While visiting Columbia’s main historic area you will notice signs directing you toward the schoolhouse. Do not be fooled. This building is located at the top of a hill about 3 country blocks away from those signs. Though this undertaking by foot may seem easy at the start of your vacation, attempting this walk with three young children after many days of touring and several nights of interrupted sleep (courtesy of those same 3 darlings) will have you panting for breath long before you reach your destination. On the bright side, a bench has been strategically placed about halfway to your destination beneath some trees in the middle of an empty lot. Nevertheless, might I recommend taking advantage of the parking lot we didn’t know was near the school until we got there?
Despite the unexpectedly challenging walk, the schoolhouse was a fascinating site to explore. Apparently, the elementary students used the bottom floor while older students used the upper floor. Being the writer I am, it was fun to stand inside the classrooms and imagine the classes held there in yesteryear. What shenanigans the children might have gotten up to and where the teachers may have come from wandered through my mind. Can you imagine climbing those steep wooden stairs on a snowy winter’s day? Or rushing out to the odoriferous outhouse in the heat of a sweltering summer? Would you have preferred to roast in the seat closest to the wood burning stoves or shiver in the seat farthest from it? The school was in continual use until it closed in 1937 due to not meeting earthquake safety standards.
Columbia State Historic Park – California
Above you see the photographs I took while waiting for the history tour to begin. I’m sitting on the boardwalk outside the visitor’s center, it’s early, and I’ve been up for hours exploring the town on my own while the kids and my husband sleep in, so believe me when I say that’s a smile. I truly am excited, just too tired to show it properly.
Columbia, California is where we spent the bulk of our vacation. This historic state park is packed full of fun things to do and interesting things to see and learn. I could have spent a month digging through all the layers of history the town represents.
Those green metal doors you see? They have nothing to do with thieves as one might think, and everything to do with fire. They were added after two fires devastated this gold rush town. Combined with newly doubled brick walls, it was hoped those doors would keep the fires out.
Speaking of fire, the story goes that one man, despairing of any other solution, took it upon himself to soak the wooden roof of his otherwise brick building with the vast amounts of vinegar he had on hand in order to prevent the building and its contents from being destroyed. It worked. Though his roof suffered some damage, he managed to save the rest.

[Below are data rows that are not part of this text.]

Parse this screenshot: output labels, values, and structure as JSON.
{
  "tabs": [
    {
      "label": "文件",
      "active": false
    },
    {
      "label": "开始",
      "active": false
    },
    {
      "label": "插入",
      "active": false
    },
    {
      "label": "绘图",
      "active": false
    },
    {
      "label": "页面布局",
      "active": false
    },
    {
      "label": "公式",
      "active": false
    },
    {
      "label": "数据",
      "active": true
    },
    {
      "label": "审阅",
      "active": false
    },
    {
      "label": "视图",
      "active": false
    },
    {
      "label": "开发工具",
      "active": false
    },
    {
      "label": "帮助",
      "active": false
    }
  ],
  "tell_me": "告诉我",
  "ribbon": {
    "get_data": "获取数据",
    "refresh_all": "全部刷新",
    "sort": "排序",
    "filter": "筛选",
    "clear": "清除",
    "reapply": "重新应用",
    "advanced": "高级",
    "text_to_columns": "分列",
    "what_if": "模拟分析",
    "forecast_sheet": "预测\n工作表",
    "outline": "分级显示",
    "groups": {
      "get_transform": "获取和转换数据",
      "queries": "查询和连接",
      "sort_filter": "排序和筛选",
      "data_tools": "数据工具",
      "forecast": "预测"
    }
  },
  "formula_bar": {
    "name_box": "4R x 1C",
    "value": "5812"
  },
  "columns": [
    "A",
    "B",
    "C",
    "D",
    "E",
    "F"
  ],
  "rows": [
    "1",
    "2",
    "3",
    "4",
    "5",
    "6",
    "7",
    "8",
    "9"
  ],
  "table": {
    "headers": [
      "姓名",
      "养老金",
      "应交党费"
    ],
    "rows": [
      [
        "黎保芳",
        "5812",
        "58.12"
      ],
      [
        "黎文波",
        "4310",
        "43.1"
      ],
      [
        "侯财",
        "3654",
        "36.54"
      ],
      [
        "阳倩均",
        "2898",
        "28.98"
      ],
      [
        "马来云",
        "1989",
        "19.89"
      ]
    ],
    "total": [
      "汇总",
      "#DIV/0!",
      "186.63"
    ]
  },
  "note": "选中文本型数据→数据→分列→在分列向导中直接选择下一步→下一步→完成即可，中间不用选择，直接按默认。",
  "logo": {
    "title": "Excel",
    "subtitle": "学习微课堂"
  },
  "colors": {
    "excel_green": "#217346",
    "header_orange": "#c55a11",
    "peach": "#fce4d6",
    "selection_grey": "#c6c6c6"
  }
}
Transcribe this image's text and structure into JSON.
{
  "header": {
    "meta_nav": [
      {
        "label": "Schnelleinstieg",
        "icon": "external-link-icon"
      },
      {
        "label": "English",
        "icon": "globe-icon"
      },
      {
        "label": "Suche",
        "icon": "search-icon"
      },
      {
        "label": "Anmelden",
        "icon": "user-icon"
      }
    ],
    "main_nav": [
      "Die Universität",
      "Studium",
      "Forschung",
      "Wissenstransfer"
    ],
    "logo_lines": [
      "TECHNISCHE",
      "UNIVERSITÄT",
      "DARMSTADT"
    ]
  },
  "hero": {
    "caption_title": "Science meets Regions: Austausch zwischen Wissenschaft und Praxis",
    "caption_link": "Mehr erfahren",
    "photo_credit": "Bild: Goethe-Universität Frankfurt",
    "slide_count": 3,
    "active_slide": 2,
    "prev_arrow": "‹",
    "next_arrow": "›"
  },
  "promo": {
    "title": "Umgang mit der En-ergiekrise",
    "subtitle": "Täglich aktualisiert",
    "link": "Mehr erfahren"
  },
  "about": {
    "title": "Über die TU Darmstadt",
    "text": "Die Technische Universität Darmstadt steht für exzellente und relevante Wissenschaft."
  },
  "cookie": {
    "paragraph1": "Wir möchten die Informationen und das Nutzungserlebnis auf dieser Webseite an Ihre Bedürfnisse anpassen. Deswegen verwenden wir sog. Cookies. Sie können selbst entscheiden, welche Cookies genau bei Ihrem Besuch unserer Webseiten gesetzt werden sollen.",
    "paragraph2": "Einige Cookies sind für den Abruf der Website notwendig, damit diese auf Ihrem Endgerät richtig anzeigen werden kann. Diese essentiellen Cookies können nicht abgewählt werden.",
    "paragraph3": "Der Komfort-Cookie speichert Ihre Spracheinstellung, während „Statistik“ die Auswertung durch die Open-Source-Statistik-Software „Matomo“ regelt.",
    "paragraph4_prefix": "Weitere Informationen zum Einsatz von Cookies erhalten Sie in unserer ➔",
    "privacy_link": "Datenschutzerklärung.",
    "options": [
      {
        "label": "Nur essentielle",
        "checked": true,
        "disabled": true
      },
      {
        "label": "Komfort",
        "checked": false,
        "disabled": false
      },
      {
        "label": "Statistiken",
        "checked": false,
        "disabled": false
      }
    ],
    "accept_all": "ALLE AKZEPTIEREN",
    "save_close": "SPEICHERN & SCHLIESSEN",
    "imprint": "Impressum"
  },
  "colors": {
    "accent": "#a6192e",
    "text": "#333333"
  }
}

Today you can see the burnt beam left behind by this fire when you enter the visitor’s center, walk to the back room and look up. More interestingly it is said that on a hot summer’s day if you stand next to the building’s brick walls and smell it you will get a whiff of vinegar. I admit I was skeptical, but I tried it. I did not smell vinegar. Still, if you ever get a chance to visit and give it a try I’d love to hear about your results.
So now I’ve told you all about my family’s vacation. What about you?